==== SUPPLIED RECORDS

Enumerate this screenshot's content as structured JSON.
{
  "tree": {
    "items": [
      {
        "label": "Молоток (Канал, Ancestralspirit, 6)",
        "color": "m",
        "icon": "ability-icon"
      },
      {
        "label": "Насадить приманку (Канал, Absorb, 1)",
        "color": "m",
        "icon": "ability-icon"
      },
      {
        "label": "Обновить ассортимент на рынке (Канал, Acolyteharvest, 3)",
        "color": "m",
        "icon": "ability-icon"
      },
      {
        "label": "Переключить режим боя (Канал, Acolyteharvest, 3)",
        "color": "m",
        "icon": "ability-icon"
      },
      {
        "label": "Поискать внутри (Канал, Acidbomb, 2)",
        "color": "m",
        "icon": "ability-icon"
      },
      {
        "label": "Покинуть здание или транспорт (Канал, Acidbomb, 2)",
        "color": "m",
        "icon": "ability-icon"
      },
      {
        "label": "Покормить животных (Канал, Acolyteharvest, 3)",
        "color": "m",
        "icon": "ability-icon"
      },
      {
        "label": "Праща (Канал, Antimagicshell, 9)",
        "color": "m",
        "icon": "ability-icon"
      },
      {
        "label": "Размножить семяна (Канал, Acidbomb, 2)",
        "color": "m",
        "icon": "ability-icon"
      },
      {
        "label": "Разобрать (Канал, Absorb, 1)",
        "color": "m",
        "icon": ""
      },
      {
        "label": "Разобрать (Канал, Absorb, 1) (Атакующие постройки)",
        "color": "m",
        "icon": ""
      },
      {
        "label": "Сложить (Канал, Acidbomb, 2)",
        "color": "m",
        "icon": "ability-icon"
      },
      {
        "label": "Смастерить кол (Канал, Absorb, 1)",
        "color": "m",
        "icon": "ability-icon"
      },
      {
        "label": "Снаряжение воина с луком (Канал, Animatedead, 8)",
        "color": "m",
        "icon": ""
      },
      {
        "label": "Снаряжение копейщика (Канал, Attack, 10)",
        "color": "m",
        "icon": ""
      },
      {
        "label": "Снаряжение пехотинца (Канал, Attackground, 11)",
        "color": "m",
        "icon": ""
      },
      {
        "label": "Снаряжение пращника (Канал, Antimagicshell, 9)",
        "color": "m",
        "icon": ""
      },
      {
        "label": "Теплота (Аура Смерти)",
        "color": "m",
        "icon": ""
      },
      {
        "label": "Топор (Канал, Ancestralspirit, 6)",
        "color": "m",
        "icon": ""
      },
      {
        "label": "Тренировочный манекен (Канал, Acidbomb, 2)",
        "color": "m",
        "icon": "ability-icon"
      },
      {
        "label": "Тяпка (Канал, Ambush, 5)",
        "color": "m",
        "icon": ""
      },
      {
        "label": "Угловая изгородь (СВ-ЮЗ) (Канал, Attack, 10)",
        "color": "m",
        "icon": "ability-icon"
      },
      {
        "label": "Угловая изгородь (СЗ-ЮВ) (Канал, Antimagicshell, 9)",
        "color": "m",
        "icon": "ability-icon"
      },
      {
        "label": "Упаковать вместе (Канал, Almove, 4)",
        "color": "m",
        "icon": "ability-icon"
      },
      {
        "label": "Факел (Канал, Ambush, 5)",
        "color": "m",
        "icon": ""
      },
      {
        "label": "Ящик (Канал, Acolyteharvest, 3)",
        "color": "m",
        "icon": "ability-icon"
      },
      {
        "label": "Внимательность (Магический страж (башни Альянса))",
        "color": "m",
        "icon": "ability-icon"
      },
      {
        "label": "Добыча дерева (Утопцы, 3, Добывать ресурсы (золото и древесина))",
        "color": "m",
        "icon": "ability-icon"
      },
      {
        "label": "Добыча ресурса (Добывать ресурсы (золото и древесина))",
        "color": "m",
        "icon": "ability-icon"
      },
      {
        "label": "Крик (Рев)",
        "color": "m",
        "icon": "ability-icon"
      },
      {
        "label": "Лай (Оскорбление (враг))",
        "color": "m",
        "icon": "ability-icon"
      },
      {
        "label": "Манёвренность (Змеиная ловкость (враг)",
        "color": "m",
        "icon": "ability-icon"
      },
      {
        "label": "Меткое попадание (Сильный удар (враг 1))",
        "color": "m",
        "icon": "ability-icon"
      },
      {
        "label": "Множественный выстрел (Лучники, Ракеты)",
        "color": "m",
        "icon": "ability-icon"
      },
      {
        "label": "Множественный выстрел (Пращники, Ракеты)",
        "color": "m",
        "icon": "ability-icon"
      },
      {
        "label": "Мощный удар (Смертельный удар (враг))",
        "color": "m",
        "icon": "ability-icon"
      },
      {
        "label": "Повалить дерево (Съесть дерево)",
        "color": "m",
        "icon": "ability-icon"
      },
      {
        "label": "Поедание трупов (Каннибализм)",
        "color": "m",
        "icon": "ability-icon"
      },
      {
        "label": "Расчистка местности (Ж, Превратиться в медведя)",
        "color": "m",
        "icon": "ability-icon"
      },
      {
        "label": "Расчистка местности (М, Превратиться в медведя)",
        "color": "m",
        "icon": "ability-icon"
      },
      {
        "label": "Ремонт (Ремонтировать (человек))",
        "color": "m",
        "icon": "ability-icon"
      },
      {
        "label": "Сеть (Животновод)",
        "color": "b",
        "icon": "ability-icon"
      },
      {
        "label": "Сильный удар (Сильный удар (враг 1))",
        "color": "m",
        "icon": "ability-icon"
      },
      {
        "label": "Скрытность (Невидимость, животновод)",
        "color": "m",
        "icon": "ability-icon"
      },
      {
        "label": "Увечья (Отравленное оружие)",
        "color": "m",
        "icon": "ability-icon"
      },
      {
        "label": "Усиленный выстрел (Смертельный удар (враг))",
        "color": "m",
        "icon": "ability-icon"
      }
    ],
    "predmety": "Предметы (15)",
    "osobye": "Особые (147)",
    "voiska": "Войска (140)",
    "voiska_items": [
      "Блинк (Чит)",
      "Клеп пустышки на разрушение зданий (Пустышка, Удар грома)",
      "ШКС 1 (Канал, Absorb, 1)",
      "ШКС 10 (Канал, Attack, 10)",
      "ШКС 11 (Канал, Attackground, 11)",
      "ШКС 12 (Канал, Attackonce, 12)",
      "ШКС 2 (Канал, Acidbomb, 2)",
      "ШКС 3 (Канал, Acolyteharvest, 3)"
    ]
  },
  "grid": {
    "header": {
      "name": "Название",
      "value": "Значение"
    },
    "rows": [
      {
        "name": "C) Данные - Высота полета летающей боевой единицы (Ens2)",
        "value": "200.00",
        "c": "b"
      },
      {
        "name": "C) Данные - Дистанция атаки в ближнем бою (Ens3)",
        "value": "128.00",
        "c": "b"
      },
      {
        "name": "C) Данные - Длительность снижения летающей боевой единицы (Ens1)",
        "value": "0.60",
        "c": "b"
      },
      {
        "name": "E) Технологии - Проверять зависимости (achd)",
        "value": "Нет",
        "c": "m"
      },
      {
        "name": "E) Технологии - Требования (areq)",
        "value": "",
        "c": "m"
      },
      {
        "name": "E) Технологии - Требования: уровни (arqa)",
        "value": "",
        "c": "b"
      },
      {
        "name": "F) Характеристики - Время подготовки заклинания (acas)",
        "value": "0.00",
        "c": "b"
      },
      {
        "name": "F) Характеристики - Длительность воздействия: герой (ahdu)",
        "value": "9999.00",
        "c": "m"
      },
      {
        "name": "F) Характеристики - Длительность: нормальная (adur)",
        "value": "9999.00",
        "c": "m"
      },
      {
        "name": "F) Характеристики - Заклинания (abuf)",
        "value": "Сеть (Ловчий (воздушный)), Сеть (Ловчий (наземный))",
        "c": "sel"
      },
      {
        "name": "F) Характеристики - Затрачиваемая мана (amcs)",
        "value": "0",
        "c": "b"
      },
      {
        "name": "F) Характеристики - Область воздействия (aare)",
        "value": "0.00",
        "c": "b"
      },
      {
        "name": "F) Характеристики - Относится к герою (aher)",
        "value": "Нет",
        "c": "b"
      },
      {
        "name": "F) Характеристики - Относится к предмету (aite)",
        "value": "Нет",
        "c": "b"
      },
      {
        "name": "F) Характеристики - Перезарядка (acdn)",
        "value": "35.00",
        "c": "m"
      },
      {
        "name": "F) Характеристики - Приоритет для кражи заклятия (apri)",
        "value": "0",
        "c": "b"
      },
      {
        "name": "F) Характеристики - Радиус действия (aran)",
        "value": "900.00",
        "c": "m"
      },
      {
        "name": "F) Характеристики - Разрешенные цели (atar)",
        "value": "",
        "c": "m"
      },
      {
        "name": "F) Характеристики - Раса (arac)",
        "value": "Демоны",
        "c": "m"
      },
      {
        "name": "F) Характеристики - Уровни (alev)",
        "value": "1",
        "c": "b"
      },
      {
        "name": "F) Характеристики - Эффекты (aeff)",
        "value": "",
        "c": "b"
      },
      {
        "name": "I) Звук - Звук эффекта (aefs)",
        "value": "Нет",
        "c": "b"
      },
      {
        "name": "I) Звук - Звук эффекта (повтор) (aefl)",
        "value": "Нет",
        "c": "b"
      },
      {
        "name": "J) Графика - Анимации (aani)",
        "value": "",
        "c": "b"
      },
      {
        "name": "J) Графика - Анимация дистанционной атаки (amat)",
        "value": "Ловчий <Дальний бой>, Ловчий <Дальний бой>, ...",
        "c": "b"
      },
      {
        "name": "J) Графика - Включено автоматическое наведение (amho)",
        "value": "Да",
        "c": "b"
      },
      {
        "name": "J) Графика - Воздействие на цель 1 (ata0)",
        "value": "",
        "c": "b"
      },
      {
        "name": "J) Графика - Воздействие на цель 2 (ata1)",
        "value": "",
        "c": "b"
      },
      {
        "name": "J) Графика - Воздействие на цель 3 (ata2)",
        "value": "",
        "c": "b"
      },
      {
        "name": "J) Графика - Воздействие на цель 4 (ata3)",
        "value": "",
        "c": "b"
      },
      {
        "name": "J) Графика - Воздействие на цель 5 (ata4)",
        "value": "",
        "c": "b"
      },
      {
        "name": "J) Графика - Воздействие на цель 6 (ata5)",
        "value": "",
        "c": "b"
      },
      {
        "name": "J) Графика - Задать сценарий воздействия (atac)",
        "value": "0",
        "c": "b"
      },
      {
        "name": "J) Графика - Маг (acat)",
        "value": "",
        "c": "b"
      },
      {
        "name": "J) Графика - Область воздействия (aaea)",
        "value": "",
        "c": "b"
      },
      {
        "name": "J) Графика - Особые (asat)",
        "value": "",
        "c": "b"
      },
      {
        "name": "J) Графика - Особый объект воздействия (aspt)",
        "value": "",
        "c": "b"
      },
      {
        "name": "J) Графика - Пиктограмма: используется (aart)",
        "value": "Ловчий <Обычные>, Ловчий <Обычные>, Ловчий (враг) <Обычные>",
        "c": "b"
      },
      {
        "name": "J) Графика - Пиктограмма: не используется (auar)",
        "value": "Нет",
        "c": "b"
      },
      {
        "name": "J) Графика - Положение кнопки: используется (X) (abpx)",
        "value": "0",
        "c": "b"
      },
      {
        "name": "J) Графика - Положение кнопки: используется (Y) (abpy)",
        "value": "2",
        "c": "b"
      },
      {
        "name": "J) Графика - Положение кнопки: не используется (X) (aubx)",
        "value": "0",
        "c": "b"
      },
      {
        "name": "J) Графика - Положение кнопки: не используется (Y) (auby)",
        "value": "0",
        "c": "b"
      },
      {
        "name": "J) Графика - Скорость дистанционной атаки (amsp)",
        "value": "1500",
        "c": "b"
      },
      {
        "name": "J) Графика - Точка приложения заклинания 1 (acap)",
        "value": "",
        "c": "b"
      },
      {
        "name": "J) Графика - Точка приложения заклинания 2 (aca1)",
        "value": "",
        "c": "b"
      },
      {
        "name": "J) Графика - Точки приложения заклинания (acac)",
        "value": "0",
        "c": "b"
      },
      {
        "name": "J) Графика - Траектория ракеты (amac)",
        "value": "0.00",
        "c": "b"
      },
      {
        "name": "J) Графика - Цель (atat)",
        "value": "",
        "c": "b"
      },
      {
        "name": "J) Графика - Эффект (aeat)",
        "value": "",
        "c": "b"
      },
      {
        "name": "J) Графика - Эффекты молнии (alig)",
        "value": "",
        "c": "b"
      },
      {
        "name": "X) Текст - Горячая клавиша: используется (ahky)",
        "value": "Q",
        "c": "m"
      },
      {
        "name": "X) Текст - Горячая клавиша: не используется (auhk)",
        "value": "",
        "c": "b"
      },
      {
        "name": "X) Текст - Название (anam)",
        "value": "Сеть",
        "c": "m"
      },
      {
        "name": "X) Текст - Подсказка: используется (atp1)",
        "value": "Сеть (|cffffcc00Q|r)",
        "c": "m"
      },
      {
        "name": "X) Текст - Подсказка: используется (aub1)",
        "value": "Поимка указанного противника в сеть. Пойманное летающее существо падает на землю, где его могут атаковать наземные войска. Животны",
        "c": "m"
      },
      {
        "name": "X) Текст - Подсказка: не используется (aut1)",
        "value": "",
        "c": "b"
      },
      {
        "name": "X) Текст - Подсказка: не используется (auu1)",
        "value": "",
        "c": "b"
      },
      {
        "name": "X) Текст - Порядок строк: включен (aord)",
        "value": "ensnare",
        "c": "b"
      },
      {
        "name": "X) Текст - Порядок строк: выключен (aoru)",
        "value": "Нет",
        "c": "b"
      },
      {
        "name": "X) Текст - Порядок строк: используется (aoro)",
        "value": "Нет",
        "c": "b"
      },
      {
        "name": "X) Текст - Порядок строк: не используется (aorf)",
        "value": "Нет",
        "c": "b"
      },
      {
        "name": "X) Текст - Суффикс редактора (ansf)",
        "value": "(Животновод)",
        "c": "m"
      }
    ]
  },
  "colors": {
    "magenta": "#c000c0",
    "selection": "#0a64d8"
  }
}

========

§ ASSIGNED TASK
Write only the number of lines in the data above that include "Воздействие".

§ ANSWER TO THIS PROBLEM
6